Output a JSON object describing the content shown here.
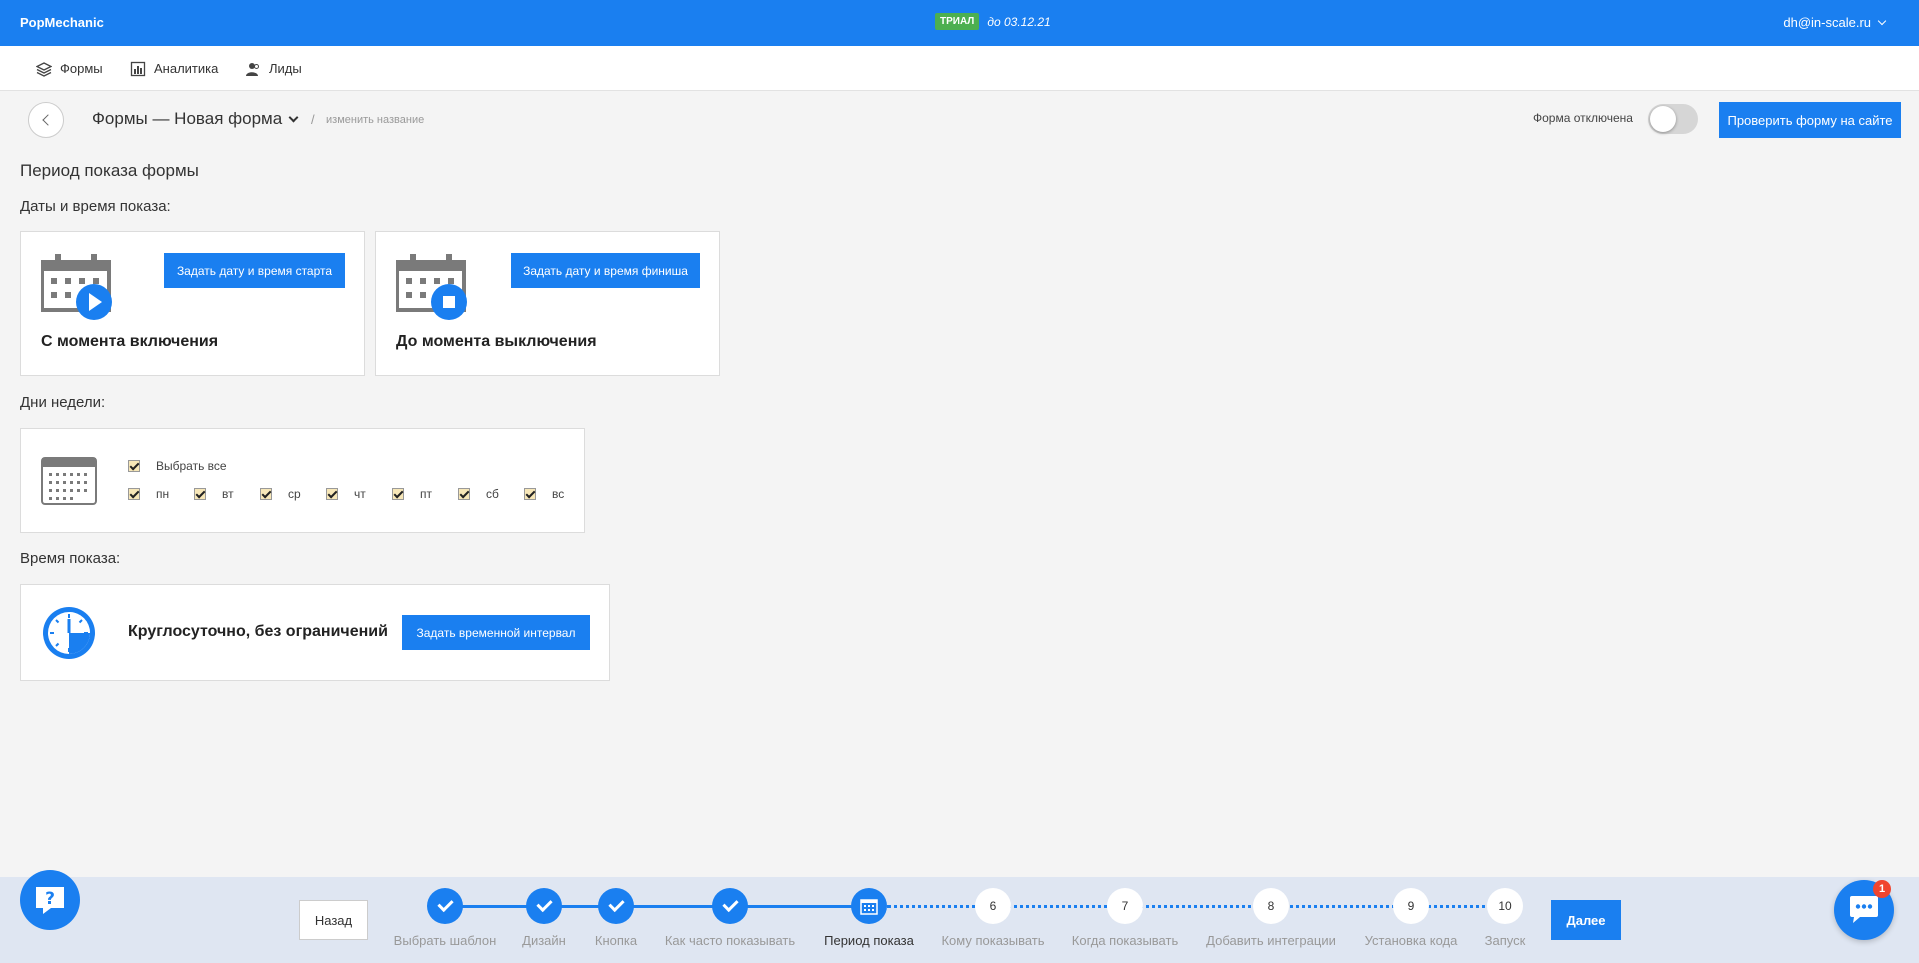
{
  "header": {
    "brand": "PopMechanic",
    "trial_badge": "ТРИАЛ",
    "trial_date": "до 03.12.21",
    "user_email": "dh@in-scale.ru"
  },
  "nav": {
    "items": [
      {
        "label": "Формы",
        "icon": "layers-icon"
      },
      {
        "label": "Аналитика",
        "icon": "chart-icon"
      },
      {
        "label": "Лиды",
        "icon": "users-icon"
      }
    ]
  },
  "toolbar": {
    "page_title": "Формы — Новая форма",
    "slash": "/",
    "rename_link": "изменить название",
    "toggle_label": "Форма отключена",
    "toggle_on": false,
    "check_button": "Проверить форму на сайте"
  },
  "main": {
    "section_title": "Период показа формы",
    "dates_label": "Даты и время показа:",
    "start_card": {
      "button": "Задать дату и время старта",
      "caption": "С момента включения",
      "icon": "calendar-play-icon"
    },
    "end_card": {
      "button": "Задать дату и время финиша",
      "caption": "До момента выключения",
      "icon": "calendar-stop-icon"
    },
    "weekdays_label": "Дни недели:",
    "select_all": "Выбрать все",
    "days": [
      "пн",
      "вт",
      "ср",
      "чт",
      "пт",
      "сб",
      "вс"
    ],
    "time_label": "Время показа:",
    "time_card": {
      "caption": "Круглосуточно, без ограничений",
      "button": "Задать временной интервал",
      "icon": "clock-icon"
    }
  },
  "footer": {
    "back_button": "Назад",
    "next_button": "Далее",
    "steps": [
      {
        "label": "Выбрать шаблон",
        "state": "done"
      },
      {
        "label": "Дизайн",
        "state": "done"
      },
      {
        "label": "Кнопка",
        "state": "done"
      },
      {
        "label": "Как часто показывать",
        "state": "done"
      },
      {
        "label": "Период показа",
        "state": "current"
      },
      {
        "label": "Кому показывать",
        "state": "todo",
        "number": "6"
      },
      {
        "label": "Когда показывать",
        "state": "todo",
        "number": "7"
      },
      {
        "label": "Добавить интеграции",
        "state": "todo",
        "number": "8"
      },
      {
        "label": "Установка кода",
        "state": "todo",
        "number": "9"
      },
      {
        "label": "Запуск",
        "state": "todo",
        "number": "10"
      }
    ],
    "chat_badge": "1"
  },
  "colors": {
    "accent": "#1a7ff0",
    "trial_green": "#4caf50",
    "badge_red": "#f0452f"
  }
}
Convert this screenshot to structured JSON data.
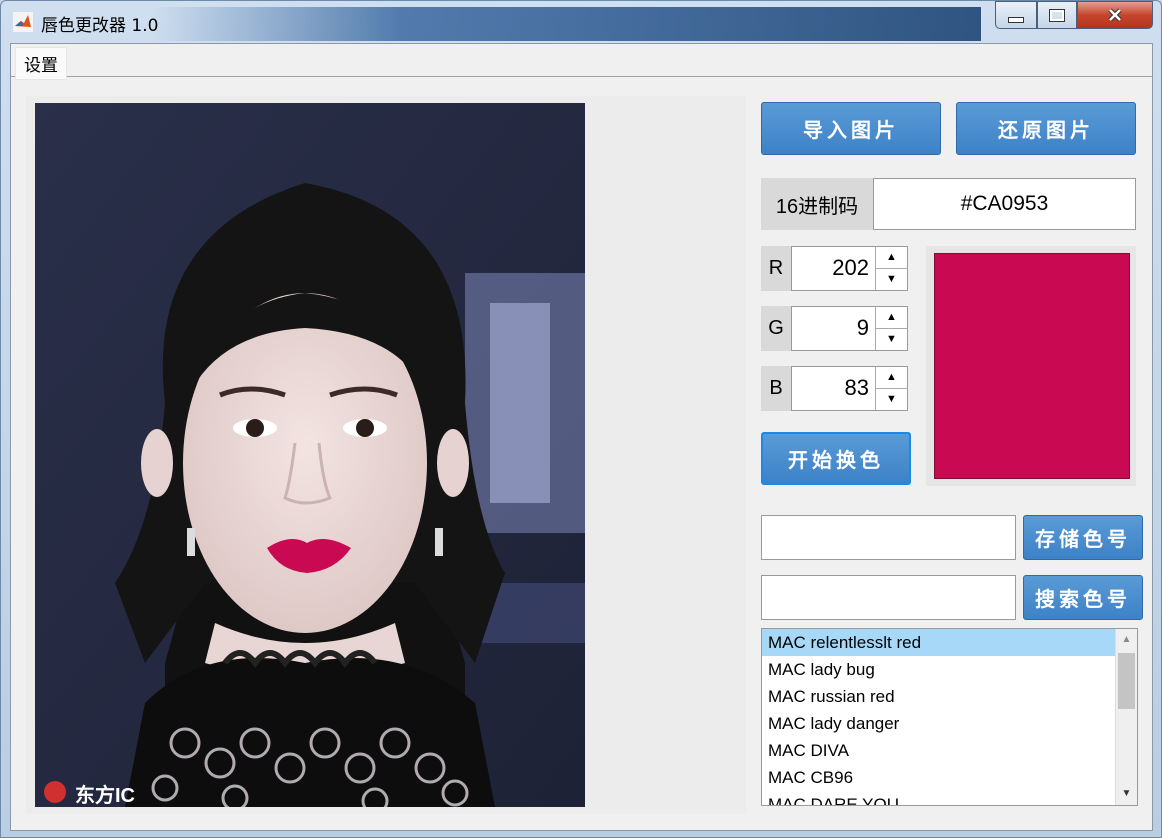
{
  "window": {
    "title": "唇色更改器 1.0"
  },
  "menu": {
    "items": [
      {
        "label": "设置"
      }
    ]
  },
  "photo": {
    "watermark": "东方IC"
  },
  "buttons": {
    "import": "导入图片",
    "restore": "还原图片",
    "apply": "开始换色",
    "save": "存储色号",
    "search": "搜索色号"
  },
  "hex": {
    "label": "16进制码",
    "value": "#CA0953"
  },
  "rgb": {
    "r_label": "R",
    "r_value": "202",
    "g_label": "G",
    "g_value": "9",
    "b_label": "B",
    "b_value": "83"
  },
  "preview": {
    "color": "#CA0953"
  },
  "save_field": {
    "value": ""
  },
  "search_field": {
    "value": ""
  },
  "color_list": {
    "items": [
      "MAC relentlesslt red",
      "MAC lady bug",
      "MAC russian red",
      "MAC lady danger",
      "MAC DIVA",
      "MAC CB96",
      "MAC DARE YOU"
    ],
    "selected_index": 0
  }
}
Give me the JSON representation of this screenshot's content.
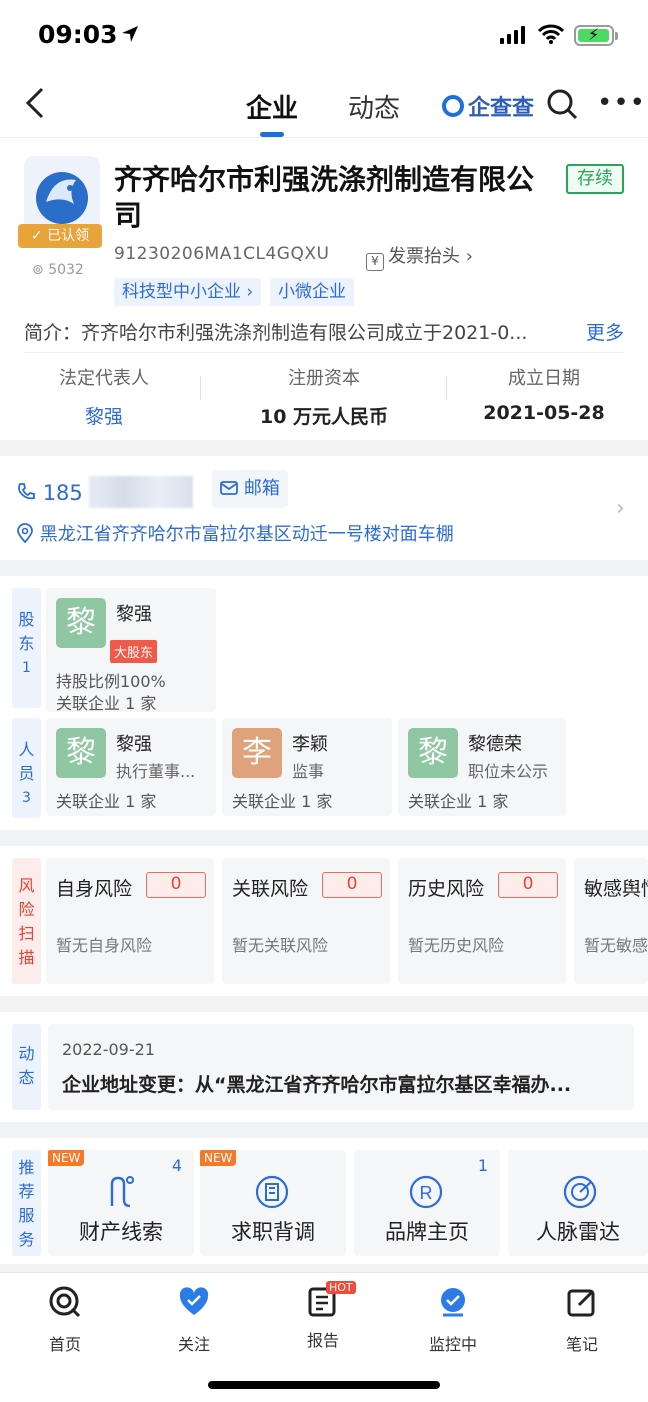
{
  "status_bar": {
    "time": "09:03"
  },
  "nav": {
    "tabs": [
      "企业",
      "动态"
    ],
    "brand": "企查查"
  },
  "company": {
    "name": "齐齐哈尔市利强洗涤剂制造有限公司",
    "verified": "已认领",
    "views": "5032",
    "status": "存续",
    "credit_code": "91230206MA1CL4GQXU",
    "invoice": "发票抬头",
    "tags": [
      "科技型中小企业",
      "小微企业"
    ],
    "intro": "简介：齐齐哈尔市利强洗涤剂制造有限公司成立于2021-0...",
    "intro_more": "更多",
    "stats": [
      {
        "label": "法定代表人",
        "value": "黎强"
      },
      {
        "label": "注册资本",
        "value": "10 万元人民币"
      },
      {
        "label": "成立日期",
        "value": "2021-05-28"
      }
    ]
  },
  "contact": {
    "phone_prefix": "185",
    "email": "邮箱",
    "address": "黑龙江省齐齐哈尔市富拉尔基区动迁一号楼对面车棚"
  },
  "shareholders": {
    "label": [
      "股",
      "东",
      "1"
    ],
    "items": [
      {
        "avatar": "黎",
        "name": "黎强",
        "badge": "大股东",
        "ratio": "持股比例100%",
        "related": "关联企业 1 家"
      }
    ]
  },
  "personnel": {
    "label": [
      "人",
      "员",
      "3"
    ],
    "items": [
      {
        "avatar": "黎",
        "name": "黎强",
        "role": "执行董事...",
        "related": "关联企业 1 家"
      },
      {
        "avatar": "李",
        "name": "李颖",
        "role": "监事",
        "related": "关联企业 1 家"
      },
      {
        "avatar": "黎",
        "name": "黎德荣",
        "role": "职位未公示",
        "related": "关联企业 1 家"
      }
    ]
  },
  "risk": {
    "label": [
      "风",
      "险",
      "扫",
      "描"
    ],
    "items": [
      {
        "title": "自身风险",
        "count": "0",
        "note": "暂无自身风险"
      },
      {
        "title": "关联风险",
        "count": "0",
        "note": "暂无关联风险"
      },
      {
        "title": "历史风险",
        "count": "0",
        "note": "暂无历史风险"
      },
      {
        "title": "敏感舆情",
        "count": "",
        "note": "暂无敏感舆情"
      }
    ]
  },
  "dynamics": {
    "label": [
      "动",
      "态"
    ],
    "date": "2022-09-21",
    "text": "企业地址变更：从“黑龙江省齐齐哈尔市富拉尔基区幸福办..."
  },
  "services": {
    "label": [
      "推",
      "荐",
      "服",
      "务"
    ],
    "items": [
      {
        "name": "财产线索",
        "new": "NEW",
        "count": "4"
      },
      {
        "name": "求职背调",
        "new": "NEW",
        "count": ""
      },
      {
        "name": "品牌主页",
        "new": "",
        "count": "1"
      },
      {
        "name": "人脉雷达",
        "new": "",
        "count": ""
      }
    ]
  },
  "tabbar": {
    "items": [
      "首页",
      "关注",
      "报告",
      "监控中",
      "笔记"
    ],
    "hot": "HOT"
  }
}
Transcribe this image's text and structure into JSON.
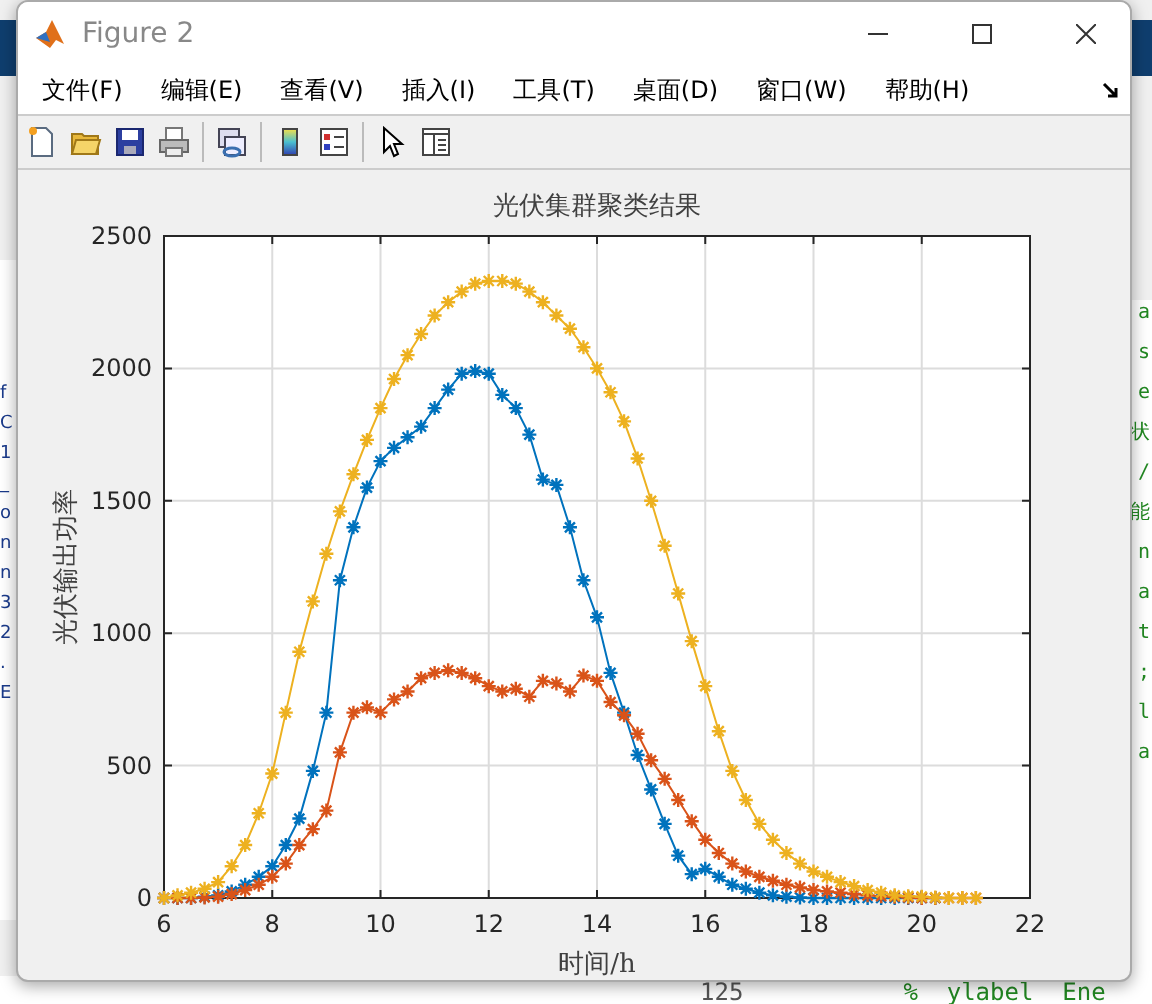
{
  "background": {
    "left_fragments": [
      "f",
      "C",
      "1",
      "_",
      "o",
      "n",
      "n",
      "3",
      "2",
      ".",
      "E"
    ],
    "right_fragments": [
      "a",
      "s",
      "e",
      "状",
      "/",
      "能",
      "n",
      "a",
      "t",
      ";",
      "l",
      "a"
    ],
    "bottom_line_number": "125",
    "bottom_code": "%  ylabel  Ene"
  },
  "window": {
    "title": "Figure 2"
  },
  "menu": [
    {
      "label": "文件(F)"
    },
    {
      "label": "编辑(E)"
    },
    {
      "label": "查看(V)"
    },
    {
      "label": "插入(I)"
    },
    {
      "label": "工具(T)"
    },
    {
      "label": "桌面(D)"
    },
    {
      "label": "窗口(W)"
    },
    {
      "label": "帮助(H)"
    }
  ],
  "toolbar": [
    {
      "kind": "new"
    },
    {
      "kind": "open"
    },
    {
      "kind": "save"
    },
    {
      "kind": "print"
    },
    {
      "kind": "sep"
    },
    {
      "kind": "link"
    },
    {
      "kind": "sep"
    },
    {
      "kind": "colorbar"
    },
    {
      "kind": "legend"
    },
    {
      "kind": "sep"
    },
    {
      "kind": "pointer"
    },
    {
      "kind": "inspector"
    }
  ],
  "chart_data": {
    "type": "line",
    "title": "光伏集群聚类结果",
    "xlabel": "时间/h",
    "ylabel": "光伏输出功率",
    "x": [
      6,
      6.25,
      6.5,
      6.75,
      7,
      7.25,
      7.5,
      7.75,
      8,
      8.25,
      8.5,
      8.75,
      9,
      9.25,
      9.5,
      9.75,
      10,
      10.25,
      10.5,
      10.75,
      11,
      11.25,
      11.5,
      11.75,
      12,
      12.25,
      12.5,
      12.75,
      13,
      13.25,
      13.5,
      13.75,
      14,
      14.25,
      14.5,
      14.75,
      15,
      15.25,
      15.5,
      15.75,
      16,
      16.25,
      16.5,
      16.75,
      17,
      17.25,
      17.5,
      17.75,
      18,
      18.25,
      18.5,
      18.75,
      19,
      19.25,
      19.5,
      19.75,
      20,
      20.25,
      20.5,
      20.75,
      21
    ],
    "series": [
      {
        "color": "#0072bd",
        "marker": "cross",
        "values": [
          0,
          0,
          0,
          5,
          10,
          25,
          50,
          80,
          120,
          200,
          300,
          480,
          700,
          1200,
          1400,
          1550,
          1650,
          1700,
          1740,
          1780,
          1850,
          1920,
          1980,
          1990,
          1980,
          1900,
          1850,
          1750,
          1580,
          1560,
          1400,
          1200,
          1060,
          850,
          700,
          540,
          410,
          280,
          160,
          90,
          110,
          80,
          50,
          35,
          20,
          10,
          5,
          2,
          0,
          0,
          0,
          0,
          0,
          0,
          0,
          0,
          0,
          0,
          null,
          null,
          null
        ]
      },
      {
        "color": "#d95319",
        "marker": "cross",
        "values": [
          0,
          0,
          0,
          2,
          5,
          15,
          30,
          50,
          80,
          130,
          200,
          260,
          330,
          550,
          700,
          720,
          700,
          750,
          780,
          830,
          850,
          860,
          850,
          830,
          800,
          780,
          790,
          760,
          820,
          810,
          780,
          840,
          820,
          740,
          690,
          620,
          520,
          450,
          370,
          290,
          220,
          170,
          130,
          100,
          80,
          65,
          50,
          40,
          30,
          25,
          20,
          15,
          10,
          7,
          5,
          2,
          0,
          0,
          0,
          0,
          0
        ]
      },
      {
        "color": "#edb120",
        "marker": "cross",
        "values": [
          0,
          10,
          20,
          35,
          60,
          120,
          200,
          320,
          470,
          700,
          930,
          1120,
          1300,
          1460,
          1600,
          1730,
          1850,
          1960,
          2050,
          2130,
          2200,
          2250,
          2290,
          2320,
          2330,
          2330,
          2320,
          2290,
          2250,
          2200,
          2150,
          2080,
          2000,
          1910,
          1800,
          1660,
          1500,
          1330,
          1150,
          970,
          800,
          630,
          480,
          370,
          280,
          220,
          170,
          130,
          100,
          80,
          60,
          45,
          30,
          20,
          10,
          7,
          5,
          2,
          0,
          0,
          0
        ]
      }
    ],
    "grid": true,
    "xlim": [
      6,
      22
    ],
    "ylim": [
      0,
      2500
    ],
    "xticks": [
      6,
      8,
      10,
      12,
      14,
      16,
      18,
      20,
      22
    ],
    "yticks": [
      0,
      500,
      1000,
      1500,
      2000,
      2500
    ]
  }
}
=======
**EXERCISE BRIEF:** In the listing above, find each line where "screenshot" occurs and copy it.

**RESPONSE:**
Convert this screenshot to structured JSON data.
Give me the JSON representation of this screenshot's content.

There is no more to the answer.